Director duo Luke & Joseph scrutinise the “hero” narrative surrounding our key workers for mental health charity Mind
Those working in key industries like healthcare and emergency services often get labelled as heroes, but this new film and print campaign from McCann asks us what toll this might take on their mental health.
- 26 November 2021
- Dalia Al-Dujaili
Featuring a cast of real-life emergency responders, the new campaign for mental health charity Mind aims to reveal how the word “hero” can sometimes be burdensome for those who are encouraged to be labelled by it. The film hopes to show that emergency service workers, while worthy of their high praise, are also just ordinary people, and the “hero” badge might press them to feel like they’re unable to slip up or act human.
The film was directed by duo Luke and Joseph of Unit9, and created under agency McCann London. With the support of creative director Daniele Pulega and art director Michael Blakey, the film has soft visuals with a muted colour and a quiet tone to it, attempting to portray the humanity of the key workers it highlights. Luke Seomore claims that “the psychological states of the people" were what the duo aimed to highlight through the mood of the film. “Talking to Mind and McCann,” he continues, “we discovered a lot of emergency responders were trying to hide emotions, and we wanted to capture that feeling of something bubbling beneath the surface.” Visually, the pair wanted to make something “intimate and tactile,” and Seomore thinks director of photography David Procter captured this well – “an almost documentary approach but also heightened and cinematic. Shooting in real locations and with real-life emergency responders really gave the scenes that rich atmosphere we were searching for.”
It was also important for the film to portray a “sense of isolation and the juxtaposition of the everyday and the extraordinary,” Seomore tells us. “You may be sitting in a front room in South London but in your head, you’re reliving traumatic scenes, whether you are a paramedic or a firefighter. We wanted to capture that disconnect.” Each location, therefore, had to visually capture a sense of isolation and so all settings were carefully chosen; “the cocoon of a car or being completely withdrawn while kids run around you at a family birthday party,” explains the director. “Our camera team and art department did a great job at building these mini worlds and then the sound played an important part in getting the audience into the emergency responder’s headspace.” The directors spent a lot of time with the team at McCann and sound designer Will Frances at Craft, layering sounds with “audio clues,” describes Seomore; “a scream, the crunch of metal, the ripple of flames. They all help build that sense of the emotional maelstrom.”

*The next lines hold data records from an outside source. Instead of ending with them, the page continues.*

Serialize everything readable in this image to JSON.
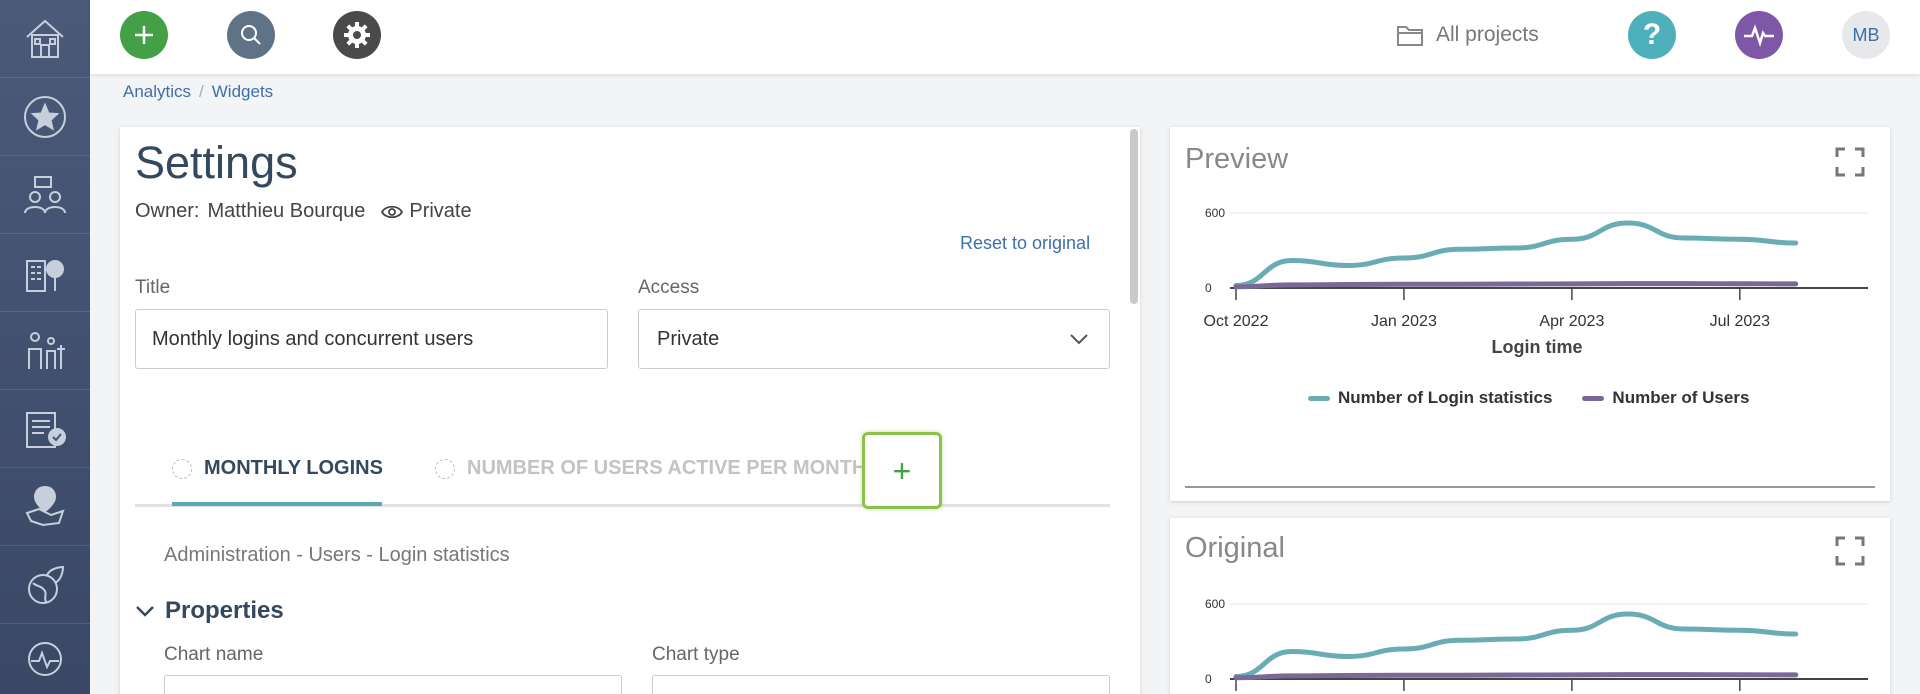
{
  "topbar": {
    "projects_label": "All projects",
    "help_label": "?",
    "avatar_initials": "MB"
  },
  "breadcrumb": {
    "items": [
      "Analytics",
      "Widgets"
    ],
    "separator": "/"
  },
  "settings": {
    "title": "Settings",
    "owner_label": "Owner:",
    "owner_name": "Matthieu Bourque",
    "visibility": "Private",
    "reset_label": "Reset to original",
    "title_label": "Title",
    "title_value": "Monthly logins and concurrent users",
    "access_label": "Access",
    "access_value": "Private",
    "tabs": [
      {
        "label": "MONTHLY LOGINS",
        "active": true
      },
      {
        "label": "NUMBER OF USERS ACTIVE PER MONTH",
        "active": false
      }
    ],
    "add_tab_symbol": "+",
    "source_path": "Administration - Users - Login statistics",
    "properties_label": "Properties",
    "chart_name_label": "Chart name",
    "chart_type_label": "Chart type"
  },
  "preview": {
    "title": "Preview"
  },
  "original": {
    "title": "Original"
  },
  "colors": {
    "sidebar": "#45556f",
    "green_accent": "#43a047",
    "teal": "#6aacb5",
    "purple": "#7c6897",
    "link": "#3f6fa8",
    "highlight": "#8bc34a"
  },
  "chart_data": {
    "type": "line",
    "xlabel": "Login time",
    "ylabel": "",
    "x_tick_labels": [
      "Oct 2022",
      "Jan 2023",
      "Apr 2023",
      "Jul 2023"
    ],
    "y_tick_labels": [
      "0",
      "600"
    ],
    "ylim": [
      0,
      600
    ],
    "x": [
      "Oct 2022",
      "Nov 2022",
      "Dec 2022",
      "Jan 2023",
      "Feb 2023",
      "Mar 2023",
      "Apr 2023",
      "May 2023",
      "Jun 2023",
      "Jul 2023",
      "Aug 2023"
    ],
    "series": [
      {
        "name": "Number of Login statistics",
        "color": "#6aacb5",
        "values": [
          20,
          220,
          180,
          240,
          310,
          320,
          390,
          520,
          400,
          390,
          360
        ]
      },
      {
        "name": "Number of Users",
        "color": "#7c6897",
        "values": [
          10,
          25,
          28,
          30,
          30,
          32,
          33,
          35,
          35,
          34,
          33
        ]
      }
    ],
    "grid": true,
    "legend_position": "bottom"
  }
}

Given the sensitive nature of the shoot, the creative team were careful to not push their cast members: “The cast were recalling intense shifts they lived through,” explains Seomore. Dave the firefighter, for example, who has been retired for 10 years, has suffered from PTSD but he has learned to manage that and feed it into acting jobs. “He was sitting in that car weeping thinking of colleagues he’d lost on shifts,” Seomore continues. “It was inspiring and humbling to witness each cast member get into that headspace, and you can definitely feel that tension on screen.”
As well as the short campaign film, McCann has produced a print campaign to accompany the moving visuals. It features several headlines describing key workers as “heroes” from magazines and newspapers, which have then been torn and pasted into a collage. The Heroes campaign has launched with the aim of raising awareness of Mind’s Blue Light programme of mental health support for emergency responders – the work spans TV, radio, OOH and social media.
Luke & Joseph, McCann: Heroes (Copyright © Mind, 2021)
About the Author
Dalia joined It’s Nice That as a news writer in July 2021 after graduating in English Literature from The University of Edinburgh. She's written for various indie publications such as Azeema and Notion, and ran her own magazine and newsletter platforming marginalised creativity.